- [About this exercise] In your copy, leave out the pictures and repeat the entries below exactly.

Element data from apps and pages
━━━━━━━━━━━━━━━━━━━━

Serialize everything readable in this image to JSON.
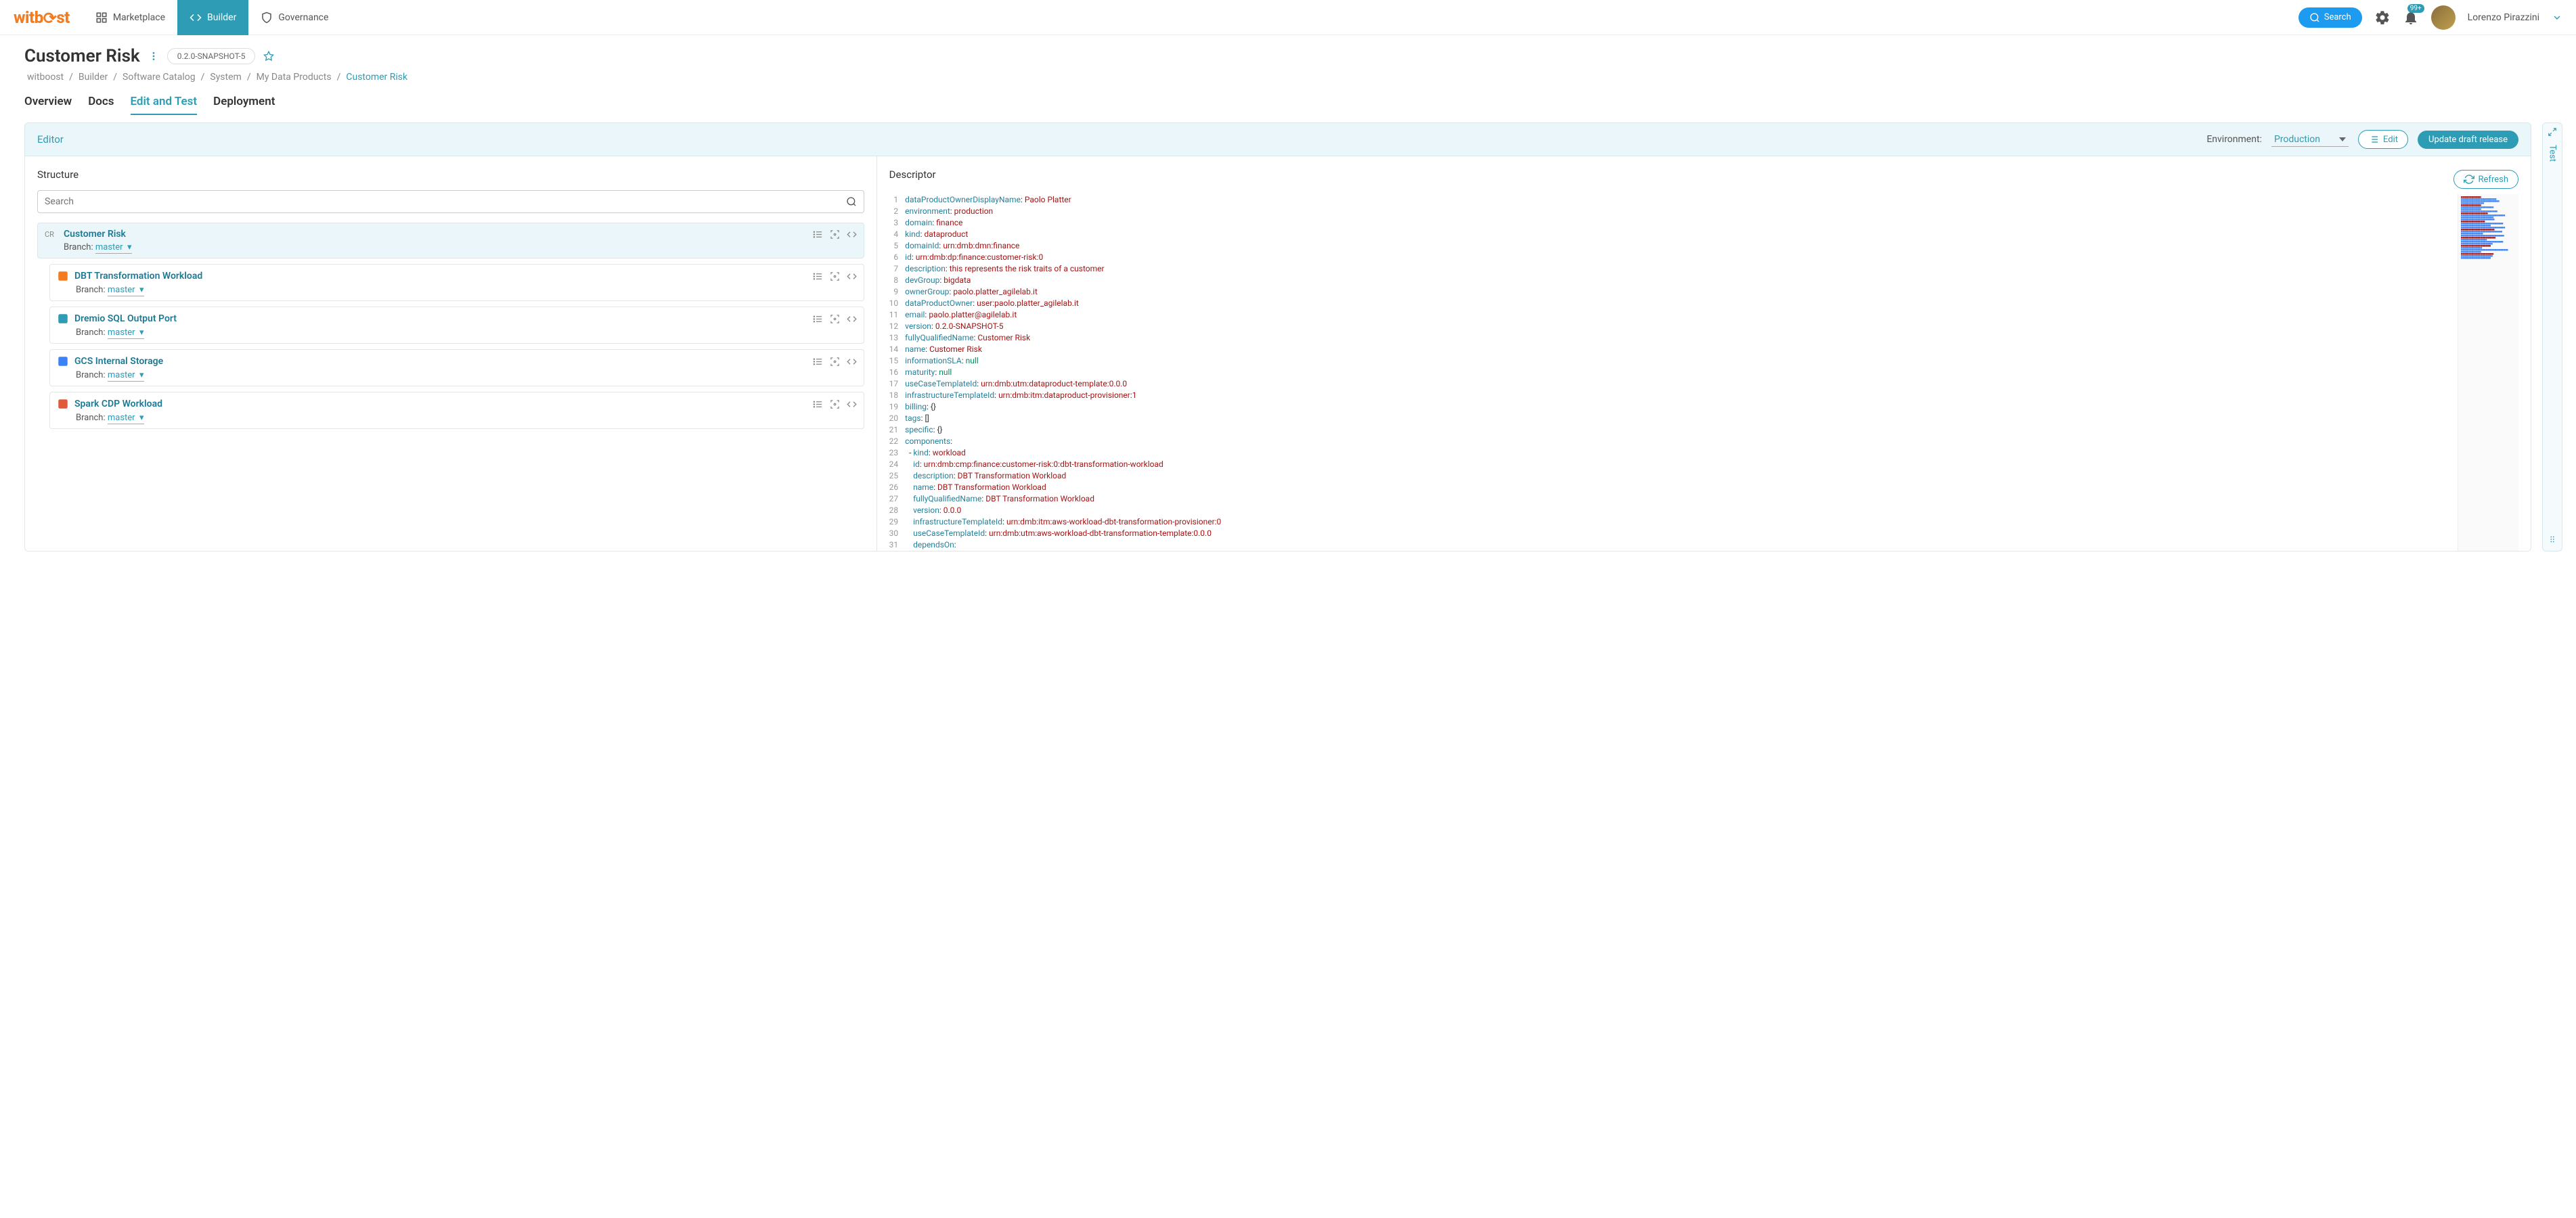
{
  "brand": "witboost",
  "nav": {
    "marketplace": "Marketplace",
    "builder": "Builder",
    "governance": "Governance"
  },
  "topbar": {
    "search": "Search",
    "badge": "99+",
    "user": "Lorenzo Pirazzini"
  },
  "page": {
    "title": "Customer Risk",
    "version": "0.2.0-SNAPSHOT-5"
  },
  "breadcrumb": [
    "witboost",
    "Builder",
    "Software Catalog",
    "System",
    "My Data Products",
    "Customer Risk"
  ],
  "tabs": [
    "Overview",
    "Docs",
    "Edit and Test",
    "Deployment"
  ],
  "panel": {
    "title": "Editor",
    "envLabel": "Environment:",
    "envValue": "Production",
    "edit": "Edit",
    "update": "Update draft release"
  },
  "structure": {
    "title": "Structure",
    "searchPlaceholder": "Search",
    "branchLabel": "Branch:",
    "branchValue": "master",
    "root": {
      "initials": "CR",
      "title": "Customer Risk"
    },
    "children": [
      {
        "title": "DBT Transformation Workload",
        "iconColor": "#f47c20"
      },
      {
        "title": "Dremio SQL Output Port",
        "iconColor": "#2d9cb4"
      },
      {
        "title": "GCS Internal Storage",
        "iconColor": "#3b82f6"
      },
      {
        "title": "Spark CDP Workload",
        "iconColor": "#e05b3c"
      }
    ]
  },
  "descriptor": {
    "title": "Descriptor",
    "refresh": "Refresh",
    "lines": [
      [
        [
          "k",
          "dataProductOwnerDisplayName"
        ],
        [
          "p",
          ": "
        ],
        [
          "v",
          "Paolo Platter"
        ]
      ],
      [
        [
          "k",
          "environment"
        ],
        [
          "p",
          ": "
        ],
        [
          "v",
          "production"
        ]
      ],
      [
        [
          "k",
          "domain"
        ],
        [
          "p",
          ": "
        ],
        [
          "v",
          "finance"
        ]
      ],
      [
        [
          "k",
          "kind"
        ],
        [
          "p",
          ": "
        ],
        [
          "v",
          "dataproduct"
        ]
      ],
      [
        [
          "k",
          "domainId"
        ],
        [
          "p",
          ": "
        ],
        [
          "v",
          "urn:dmb:dmn:finance"
        ]
      ],
      [
        [
          "k",
          "id"
        ],
        [
          "p",
          ": "
        ],
        [
          "v",
          "urn:dmb:dp:finance:customer-risk:0"
        ]
      ],
      [
        [
          "k",
          "description"
        ],
        [
          "p",
          ": "
        ],
        [
          "v",
          "this represents the risk traits of a customer"
        ]
      ],
      [
        [
          "k",
          "devGroup"
        ],
        [
          "p",
          ": "
        ],
        [
          "v",
          "bigdata"
        ]
      ],
      [
        [
          "k",
          "ownerGroup"
        ],
        [
          "p",
          ": "
        ],
        [
          "v",
          "paolo.platter_agilelab.it"
        ]
      ],
      [
        [
          "k",
          "dataProductOwner"
        ],
        [
          "p",
          ": "
        ],
        [
          "v",
          "user:paolo.platter_agilelab.it"
        ]
      ],
      [
        [
          "k",
          "email"
        ],
        [
          "p",
          ": "
        ],
        [
          "v",
          "paolo.platter@agilelab.it"
        ]
      ],
      [
        [
          "k",
          "version"
        ],
        [
          "p",
          ": "
        ],
        [
          "v",
          "0.2.0-SNAPSHOT-5"
        ]
      ],
      [
        [
          "k",
          "fullyQualifiedName"
        ],
        [
          "p",
          ": "
        ],
        [
          "v",
          "Customer Risk"
        ]
      ],
      [
        [
          "k",
          "name"
        ],
        [
          "p",
          ": "
        ],
        [
          "v",
          "Customer Risk"
        ]
      ],
      [
        [
          "k",
          "informationSLA"
        ],
        [
          "p",
          ": "
        ],
        [
          "n",
          "null"
        ]
      ],
      [
        [
          "k",
          "maturity"
        ],
        [
          "p",
          ": "
        ],
        [
          "n",
          "null"
        ]
      ],
      [
        [
          "k",
          "useCaseTemplateId"
        ],
        [
          "p",
          ": "
        ],
        [
          "v",
          "urn:dmb:utm:dataproduct-template:0.0.0"
        ]
      ],
      [
        [
          "k",
          "infrastructureTemplateId"
        ],
        [
          "p",
          ": "
        ],
        [
          "v",
          "urn:dmb:itm:dataproduct-provisioner:1"
        ]
      ],
      [
        [
          "k",
          "billing"
        ],
        [
          "p",
          ": "
        ],
        [
          "p",
          "{}"
        ]
      ],
      [
        [
          "k",
          "tags"
        ],
        [
          "p",
          ": "
        ],
        [
          "p",
          "[]"
        ]
      ],
      [
        [
          "k",
          "specific"
        ],
        [
          "p",
          ": "
        ],
        [
          "p",
          "{}"
        ]
      ],
      [
        [
          "k",
          "components"
        ],
        [
          "p",
          ":"
        ]
      ],
      [
        [
          "p",
          "  - "
        ],
        [
          "k",
          "kind"
        ],
        [
          "p",
          ": "
        ],
        [
          "v",
          "workload"
        ]
      ],
      [
        [
          "p",
          "    "
        ],
        [
          "k",
          "id"
        ],
        [
          "p",
          ": "
        ],
        [
          "v",
          "urn:dmb:cmp:finance:customer-risk:0:dbt-transformation-workload"
        ]
      ],
      [
        [
          "p",
          "    "
        ],
        [
          "k",
          "description"
        ],
        [
          "p",
          ": "
        ],
        [
          "v",
          "DBT Transformation Workload"
        ]
      ],
      [
        [
          "p",
          "    "
        ],
        [
          "k",
          "name"
        ],
        [
          "p",
          ": "
        ],
        [
          "v",
          "DBT Transformation Workload"
        ]
      ],
      [
        [
          "p",
          "    "
        ],
        [
          "k",
          "fullyQualifiedName"
        ],
        [
          "p",
          ": "
        ],
        [
          "v",
          "DBT Transformation Workload"
        ]
      ],
      [
        [
          "p",
          "    "
        ],
        [
          "k",
          "version"
        ],
        [
          "p",
          ": "
        ],
        [
          "v",
          "0.0.0"
        ]
      ],
      [
        [
          "p",
          "    "
        ],
        [
          "k",
          "infrastructureTemplateId"
        ],
        [
          "p",
          ": "
        ],
        [
          "v",
          "urn:dmb:itm:aws-workload-dbt-transformation-provisioner:0"
        ]
      ],
      [
        [
          "p",
          "    "
        ],
        [
          "k",
          "useCaseTemplateId"
        ],
        [
          "p",
          ": "
        ],
        [
          "v",
          "urn:dmb:utm:aws-workload-dbt-transformation-template:0.0.0"
        ]
      ],
      [
        [
          "p",
          "    "
        ],
        [
          "k",
          "dependsOn"
        ],
        [
          "p",
          ":"
        ]
      ]
    ]
  },
  "sideRail": "Test"
}
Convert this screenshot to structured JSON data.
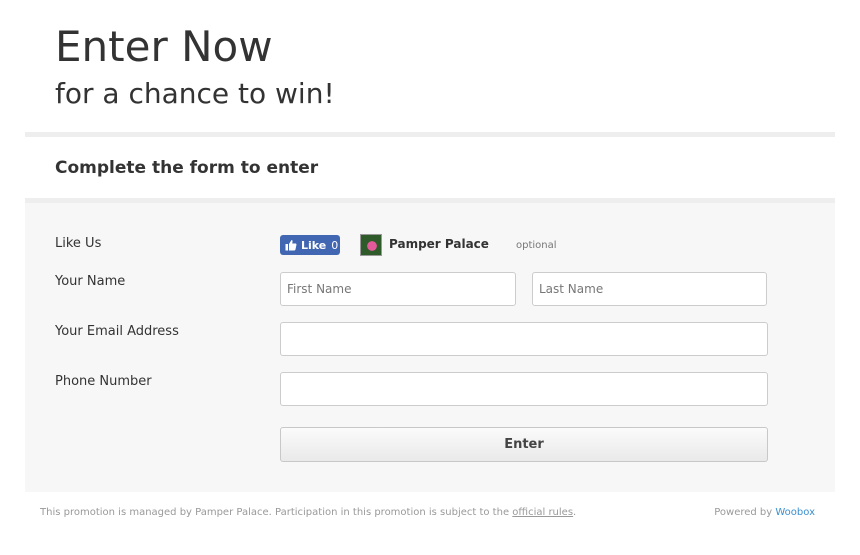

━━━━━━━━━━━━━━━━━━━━

- [Solution to the problem]
Serialize everything readable in this image to JSON.
{
  "brand": "witboost",
  "nav": {
    "marketplace": "Marketplace",
    "builder": "Builder",
    "governance": "Governance"
  },
  "topbar": {
    "search": "Search",
    "badge": "99+",
    "user": "Lorenzo Pirazzini"
  },
  "page": {
    "title": "Customer Risk",
    "version": "0.2.0-SNAPSHOT-5"
  },
  "breadcrumb": [
    "witboost",
    "Builder",
    "Software Catalog",
    "System",
    "My Data Products",
    "Customer Risk"
  ],
  "tabs": [
    "Overview",
    "Docs",
    "Edit and Test",
    "Deployment"
  ],
  "panel": {
    "title": "Editor",
    "envLabel": "Environment:",
    "envValue": "Production",
    "edit": "Edit",
    "update": "Update draft release"
  },
  "structure": {
    "title": "Structure",
    "searchPlaceholder": "Search",
    "branchLabel": "Branch:",
    "branchValue": "master",
    "root": {
      "initials": "CR",
      "title": "Customer Risk"
    },
    "children": [
      {
        "title": "DBT Transformation Workload",
        "iconColor": "#f47c20"
      },
      {
        "title": "Dremio SQL Output Port",
        "iconColor": "#2d9cb4"
      },
      {
        "title": "GCS Internal Storage",
        "iconColor": "#3b82f6"
      },
      {
        "title": "Spark CDP Workload",
        "iconColor": "#e05b3c"
      }
    ]
  },
  "descriptor": {
    "title": "Descriptor",
    "refresh": "Refresh",
    "lines": [
      [
        [
          "k",
          "dataProductOwnerDisplayName"
        ],
        [
          "p",
          ": "
        ],
        [
          "v",
          "Paolo Platter"
        ]
      ],
      [
        [
          "k",
          "environment"
        ],
        [
          "p",
          ": "
        ],
        [
          "v",
          "production"
        ]
      ],
      [
        [
          "k",
          "domain"
        ],
        [
          "p",
          ": "
        ],
        [
          "v",
          "finance"
        ]
      ],
      [
        [
          "k",
          "kind"
        ],
        [
          "p",
          ": "
        ],
        [
          "v",
          "dataproduct"
        ]
      ],
      [
        [
          "k",
          "domainId"
        ],
        [
          "p",
          ": "
        ],
        [
          "v",
          "urn:dmb:dmn:finance"
        ]
      ],
      [
        [
          "k",
          "id"
        ],
        [
          "p",
          ": "
        ],
        [
          "v",
          "urn:dmb:dp:finance:customer-risk:0"
        ]
      ],
      [
        [
          "k",
          "description"
        ],
        [
          "p",
          ": "
        ],
        [
          "v",
          "this represents the risk traits of a customer"
        ]
      ],
      [
        [
          "k",
          "devGroup"
        ],
        [
          "p",
          ": "
        ],
        [
          "v",
          "bigdata"
        ]
      ],
      [
        [
          "k",
          "ownerGroup"
        ],
        [
          "p",
          ": "
        ],
        [
          "v",
          "paolo.platter_agilelab.it"
        ]
      ],
      [
        [
          "k",
          "dataProductOwner"
        ],
        [
          "p",
          ": "
        ],
        [
          "v",
          "user:paolo.platter_agilelab.it"
        ]
      ],
      [
        [
          "k",
          "email"
        ],
        [
          "p",
          ": "
        ],
        [
          "v",
          "paolo.platter@agilelab.it"
        ]
      ],
      [
        [
          "k",
          "version"
        ],
        [
          "p",
          ": "
        ],
        [
          "v",
          "0.2.0-SNAPSHOT-5"
        ]
      ],
      [
        [
          "k",
          "fullyQualifiedName"
        ],
        [
          "p",
          ": "
        ],
        [
          "v",
          "Customer Risk"
        ]
      ],
      [
        [
          "k",
          "name"
        ],
        [
          "p",
          ": "
        ],
        [
          "v",
          "Customer Risk"
        ]
      ],
      [
        [
          "k",
          "informationSLA"
        ],
        [
          "p",
          ": "
        ],
        [
          "n",
          "null"
        ]
      ],
      [
        [
          "k",
          "maturity"
        ],
        [
          "p",
          ": "
        ],
        [
          "n",
          "null"
        ]
      ],
      [
        [
          "k",
          "useCaseTemplateId"
        ],
        [
          "p",
          ": "
        ],
        [
          "v",
          "urn:dmb:utm:dataproduct-template:0.0.0"
        ]
      ],
      [
        [
          "k",
          "infrastructureTemplateId"
        ],
        [
          "p",
          ": "
        ],
        [
          "v",
          "urn:dmb:itm:dataproduct-provisioner:1"
        ]
      ],
      [
        [
          "k",
          "billing"
        ],
        [
          "p",
          ": "
        ],
        [
          "p",
          "{}"
        ]
      ],
      [
        [
          "k",
          "tags"
        ],
        [
          "p",
          ": "
        ],
        [
          "p",
          "[]"
        ]
      ],
      [
        [
          "k",
          "specific"
        ],
        [
          "p",
          ": "
        ],
        [
          "p",
          "{}"
        ]
      ],
      [
        [
          "k",
          "components"
        ],
        [
          "p",
          ":"
        ]
      ],
      [
        [
          "p",
          "  - "
        ],
        [
          "k",
          "kind"
        ],
        [
          "p",
          ": "
        ],
        [
          "v",
          "workload"
        ]
      ],
      [
        [
          "p",
          "    "
        ],
        [
          "k",
          "id"
        ],
        [
          "p",
          ": "
        ],
        [
          "v",
          "urn:dmb:cmp:finance:customer-risk:0:dbt-transformation-workload"
        ]
      ],
      [
        [
          "p",
          "    "
        ],
        [
          "k",
          "description"
        ],
        [
          "p",
          ": "
        ],
        [
          "v",
          "DBT Transformation Workload"
        ]
      ],
      [
        [
          "p",
          "    "
        ],
        [
          "k",
          "name"
        ],
        [
          "p",
          ": "
        ],
        [
          "v",
          "DBT Transformation Workload"
        ]
      ],
      [
        [
          "p",
          "    "
        ],
        [
          "k",
          "fullyQualifiedName"
        ],
        [
          "p",
          ": "
        ],
        [
          "v",
          "DBT Transformation Workload"
        ]
      ],
      [
        [
          "p",
          "    "
        ],
        [
          "k",
          "version"
        ],
        [
          "p",
          ": "
        ],
        [
          "v",
          "0.0.0"
        ]
      ],
      [
        [
          "p",
          "    "
        ],
        [
          "k",
          "infrastructureTemplateId"
        ],
        [
          "p",
          ": "
        ],
        [
          "v",
          "urn:dmb:itm:aws-workload-dbt-transformation-provisioner:0"
        ]
      ],
      [
        [
          "p",
          "    "
        ],
        [
          "k",
          "useCaseTemplateId"
        ],
        [
          "p",
          ": "
        ],
        [
          "v",
          "urn:dmb:utm:aws-workload-dbt-transformation-template:0.0.0"
        ]
      ],
      [
        [
          "p",
          "    "
        ],
        [
          "k",
          "dependsOn"
        ],
        [
          "p",
          ":"
        ]
      ]
    ]
  },
  "sideRail": "Test"
}
Convert this screenshot to structured JSON data.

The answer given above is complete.